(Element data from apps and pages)

■ ■ ■

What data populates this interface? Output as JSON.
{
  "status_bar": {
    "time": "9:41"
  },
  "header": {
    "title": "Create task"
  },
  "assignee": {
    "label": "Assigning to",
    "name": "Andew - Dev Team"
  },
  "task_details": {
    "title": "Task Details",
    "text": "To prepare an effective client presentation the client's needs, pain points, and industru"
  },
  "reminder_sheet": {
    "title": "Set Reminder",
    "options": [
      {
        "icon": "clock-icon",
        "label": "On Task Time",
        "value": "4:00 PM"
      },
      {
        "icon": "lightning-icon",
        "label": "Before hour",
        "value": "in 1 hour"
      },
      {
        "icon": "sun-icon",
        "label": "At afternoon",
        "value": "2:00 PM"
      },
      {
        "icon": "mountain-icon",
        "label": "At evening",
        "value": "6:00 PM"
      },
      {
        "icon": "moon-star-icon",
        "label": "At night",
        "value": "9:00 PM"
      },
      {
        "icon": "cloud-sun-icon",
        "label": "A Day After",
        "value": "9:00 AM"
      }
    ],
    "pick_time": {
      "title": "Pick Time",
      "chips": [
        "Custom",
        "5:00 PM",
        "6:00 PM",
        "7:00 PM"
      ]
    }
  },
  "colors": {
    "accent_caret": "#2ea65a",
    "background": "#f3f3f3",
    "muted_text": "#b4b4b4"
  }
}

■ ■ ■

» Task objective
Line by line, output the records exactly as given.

» Answer box
What data populates this interface? Output as JSON.
{
  "status_bar": {
    "time": "9:41"
  },
  "header": {
    "title": "Create task"
  },
  "assignee": {
    "label": "Assigning to",
    "name": "Andew - Dev Team"
  },
  "task_details": {
    "title": "Task Details",
    "text": "To prepare an effective client presentation the client's needs, pain points, and industru"
  },
  "reminder_sheet": {
    "title": "Set Reminder",
    "options": [
      {
        "icon": "clock-icon",
        "label": "On Task Time",
        "value": "4:00 PM"
      },
      {
        "icon": "lightning-icon",
        "label": "Before hour",
        "value": "in 1 hour"
      },
      {
        "icon": "sun-icon",
        "label": "At afternoon",
        "value": "2:00 PM"
      },
      {
        "icon": "mountain-icon",
        "label": "At evening",
        "value": "6:00 PM"
      },
      {
        "icon": "moon-star-icon",
        "label": "At night",
        "value": "9:00 PM"
      },
      {
        "icon": "cloud-sun-icon",
        "label": "A Day After",
        "value": "9:00 AM"
      }
    ],
    "pick_time": {
      "title": "Pick Time",
      "chips": [
        "Custom",
        "5:00 PM",
        "6:00 PM",
        "7:00 PM"
      ]
    }
  },
  "colors": {
    "accent_caret": "#2ea65a",
    "background": "#f3f3f3",
    "muted_text": "#b4b4b4"
  }
}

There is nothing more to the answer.